So, BOOM, right away, we can see that one of the indispensable skills of the scientist -- or, shall we say, the expert in any field, from football to theology -- is to distinguish between noise and information. The expert is able to convert what is foreground to the untrained eye into background, so as to attend to hidden clues that only the expert can intuit -- which is to say, appreciate as clues. In psychoanalysis it is called "listening with the third ear," but every discipline or field of study must have something similar, whether it is quantum physics, wine tasting, or biblical exegesis:
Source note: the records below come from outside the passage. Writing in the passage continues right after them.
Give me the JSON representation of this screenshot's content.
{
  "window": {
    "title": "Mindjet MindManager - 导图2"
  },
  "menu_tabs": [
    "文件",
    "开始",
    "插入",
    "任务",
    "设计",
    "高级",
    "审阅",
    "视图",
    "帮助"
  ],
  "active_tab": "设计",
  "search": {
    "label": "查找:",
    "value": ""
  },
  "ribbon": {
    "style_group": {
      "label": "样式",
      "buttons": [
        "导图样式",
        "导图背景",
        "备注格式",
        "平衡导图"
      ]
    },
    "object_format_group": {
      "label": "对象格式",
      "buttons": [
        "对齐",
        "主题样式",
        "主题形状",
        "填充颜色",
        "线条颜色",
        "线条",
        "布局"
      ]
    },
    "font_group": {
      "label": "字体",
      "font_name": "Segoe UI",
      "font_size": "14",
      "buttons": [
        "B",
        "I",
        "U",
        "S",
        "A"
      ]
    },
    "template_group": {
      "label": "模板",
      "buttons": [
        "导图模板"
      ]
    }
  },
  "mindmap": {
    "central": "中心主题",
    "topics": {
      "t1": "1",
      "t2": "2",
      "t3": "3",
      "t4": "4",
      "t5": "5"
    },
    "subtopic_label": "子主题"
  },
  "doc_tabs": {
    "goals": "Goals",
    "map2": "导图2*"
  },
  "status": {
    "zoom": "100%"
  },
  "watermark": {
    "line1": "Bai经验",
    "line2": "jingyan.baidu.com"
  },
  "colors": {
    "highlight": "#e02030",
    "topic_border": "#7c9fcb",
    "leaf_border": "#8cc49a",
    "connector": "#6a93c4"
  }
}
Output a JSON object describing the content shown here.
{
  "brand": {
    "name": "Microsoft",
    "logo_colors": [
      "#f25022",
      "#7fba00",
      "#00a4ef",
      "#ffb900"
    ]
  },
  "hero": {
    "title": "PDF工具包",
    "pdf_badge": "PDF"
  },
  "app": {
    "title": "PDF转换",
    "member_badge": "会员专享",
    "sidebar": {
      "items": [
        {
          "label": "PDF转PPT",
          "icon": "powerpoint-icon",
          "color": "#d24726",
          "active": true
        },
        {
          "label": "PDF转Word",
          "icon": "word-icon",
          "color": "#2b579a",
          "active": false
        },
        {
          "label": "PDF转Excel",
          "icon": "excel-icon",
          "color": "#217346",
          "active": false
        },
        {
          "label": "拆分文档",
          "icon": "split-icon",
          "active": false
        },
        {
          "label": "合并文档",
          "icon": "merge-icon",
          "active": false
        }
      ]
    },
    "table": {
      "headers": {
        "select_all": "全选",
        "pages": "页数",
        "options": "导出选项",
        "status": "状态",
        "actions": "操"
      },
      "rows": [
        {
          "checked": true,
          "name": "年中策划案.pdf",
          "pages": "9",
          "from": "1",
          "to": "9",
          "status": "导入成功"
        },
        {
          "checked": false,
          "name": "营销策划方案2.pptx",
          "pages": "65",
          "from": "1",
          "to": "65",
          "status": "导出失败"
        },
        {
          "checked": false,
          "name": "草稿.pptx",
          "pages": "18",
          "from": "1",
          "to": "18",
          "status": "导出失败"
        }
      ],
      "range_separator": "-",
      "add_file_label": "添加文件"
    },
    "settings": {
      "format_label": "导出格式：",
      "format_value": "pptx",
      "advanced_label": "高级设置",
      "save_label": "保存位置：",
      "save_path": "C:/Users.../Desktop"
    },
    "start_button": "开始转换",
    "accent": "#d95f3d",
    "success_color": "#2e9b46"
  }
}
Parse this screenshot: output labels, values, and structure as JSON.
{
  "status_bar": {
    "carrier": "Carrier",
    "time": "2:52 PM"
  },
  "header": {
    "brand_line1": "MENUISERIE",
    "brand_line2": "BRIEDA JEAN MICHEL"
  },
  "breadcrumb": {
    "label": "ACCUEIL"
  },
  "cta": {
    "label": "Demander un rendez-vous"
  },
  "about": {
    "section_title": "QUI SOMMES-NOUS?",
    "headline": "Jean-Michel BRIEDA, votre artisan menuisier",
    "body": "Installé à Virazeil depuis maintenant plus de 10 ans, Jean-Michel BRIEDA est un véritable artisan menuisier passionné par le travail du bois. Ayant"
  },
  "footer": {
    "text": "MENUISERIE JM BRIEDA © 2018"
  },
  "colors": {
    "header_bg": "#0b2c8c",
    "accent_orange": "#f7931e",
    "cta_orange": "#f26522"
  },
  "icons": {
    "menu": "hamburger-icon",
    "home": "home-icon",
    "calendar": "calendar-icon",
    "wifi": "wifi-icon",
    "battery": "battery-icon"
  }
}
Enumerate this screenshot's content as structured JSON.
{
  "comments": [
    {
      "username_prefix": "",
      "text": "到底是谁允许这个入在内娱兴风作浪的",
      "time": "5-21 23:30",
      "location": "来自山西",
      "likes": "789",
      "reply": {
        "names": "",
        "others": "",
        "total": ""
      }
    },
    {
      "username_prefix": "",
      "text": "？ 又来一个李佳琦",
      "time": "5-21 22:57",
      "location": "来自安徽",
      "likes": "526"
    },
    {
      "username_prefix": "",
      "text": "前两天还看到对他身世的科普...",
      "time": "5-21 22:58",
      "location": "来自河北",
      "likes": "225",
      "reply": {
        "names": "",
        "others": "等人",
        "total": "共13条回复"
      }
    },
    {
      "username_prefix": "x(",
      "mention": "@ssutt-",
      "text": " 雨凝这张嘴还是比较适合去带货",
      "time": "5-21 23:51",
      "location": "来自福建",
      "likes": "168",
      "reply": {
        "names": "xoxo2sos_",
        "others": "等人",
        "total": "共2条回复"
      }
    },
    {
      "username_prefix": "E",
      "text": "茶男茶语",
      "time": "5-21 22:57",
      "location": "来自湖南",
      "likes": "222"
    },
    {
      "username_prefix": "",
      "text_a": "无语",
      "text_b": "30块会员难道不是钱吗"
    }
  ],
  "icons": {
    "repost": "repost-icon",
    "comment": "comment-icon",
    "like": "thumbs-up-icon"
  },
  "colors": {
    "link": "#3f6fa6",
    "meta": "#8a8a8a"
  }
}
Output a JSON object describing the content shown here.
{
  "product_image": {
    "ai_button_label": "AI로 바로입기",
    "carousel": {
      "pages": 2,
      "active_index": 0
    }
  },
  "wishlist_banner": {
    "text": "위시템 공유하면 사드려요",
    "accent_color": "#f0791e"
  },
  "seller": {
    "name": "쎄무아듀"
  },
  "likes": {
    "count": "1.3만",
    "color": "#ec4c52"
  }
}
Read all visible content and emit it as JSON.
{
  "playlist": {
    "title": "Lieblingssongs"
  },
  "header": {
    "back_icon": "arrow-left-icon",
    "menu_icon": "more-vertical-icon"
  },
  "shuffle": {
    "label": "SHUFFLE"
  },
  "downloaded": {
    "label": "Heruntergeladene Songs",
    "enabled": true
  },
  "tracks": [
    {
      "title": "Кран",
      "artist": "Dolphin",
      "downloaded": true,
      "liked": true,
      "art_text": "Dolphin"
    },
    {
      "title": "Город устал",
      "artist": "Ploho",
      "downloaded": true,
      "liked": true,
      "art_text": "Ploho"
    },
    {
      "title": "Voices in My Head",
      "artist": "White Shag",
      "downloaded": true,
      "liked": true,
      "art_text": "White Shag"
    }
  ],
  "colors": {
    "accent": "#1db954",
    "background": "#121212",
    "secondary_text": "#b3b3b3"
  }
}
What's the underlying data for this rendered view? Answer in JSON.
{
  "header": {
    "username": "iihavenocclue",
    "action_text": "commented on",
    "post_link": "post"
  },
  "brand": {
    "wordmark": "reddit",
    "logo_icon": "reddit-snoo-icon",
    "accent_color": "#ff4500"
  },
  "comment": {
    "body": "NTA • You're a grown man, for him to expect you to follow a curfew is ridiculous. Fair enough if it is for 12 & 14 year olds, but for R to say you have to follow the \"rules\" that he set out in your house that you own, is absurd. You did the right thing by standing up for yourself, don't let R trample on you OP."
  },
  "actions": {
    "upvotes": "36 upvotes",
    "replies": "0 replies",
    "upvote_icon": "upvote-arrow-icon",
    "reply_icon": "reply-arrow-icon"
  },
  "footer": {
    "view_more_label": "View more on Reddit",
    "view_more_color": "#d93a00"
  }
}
"This gift of seeing things where others see nothing is indeed the mark of the scientific genius." Atheistic flatlanders such as Sam Harris see easy solutions everywhere. In contrast, what the genius or superior Man of Achievement sees is a problem where others don't: "All research starts by a process of collecting clues that intrigue the enquiring mind.... The knowledge of a true problem is indeed a paradigm of all knowing. For knowing is always a tension alerted by largely unspecifiable clues and directed by them towards a focus at which we sense the presence of a thing -- a thing that, like a problem, embodies the clues on which we rely for attending to it."
So don't give me this "God is just an intuition" business. For reality itself is nothing but an intuition. And atheism is indeed "nothing more than the noises (merely) reasonable people make in the presence of (their own) unjustified (ir)religious beliefs."
Or, to put it another way, God is not the solution. He is the problem. But only if you can give up your false solutions and are sophisticated enough to intuit the clues within the noise. In short, to see God, you must quiet the noise and get a clue. Otherwise you'll be stuck down in the realm where truth lies -- or where "the answer is the disease that kills curiosity."
Why, on what lines will you look, Socrates, for a thing of whose nature you know nothing at all? Pray, what sort of thing, amongst those you know not, will you treat us to as the object of your search? Or even supposing, at the best, that you hit upon it, how will you know it is the thing you did not know? --Plato, Meno
Now -- if you haven't got an answer
Then you haven't got a question
And if you never had a question
Then you'd never have a problem
But if you never had a problem
Well, everyone would be happy
But if everyone was happy
There'd never be a love song --Harry Nilsson, Joy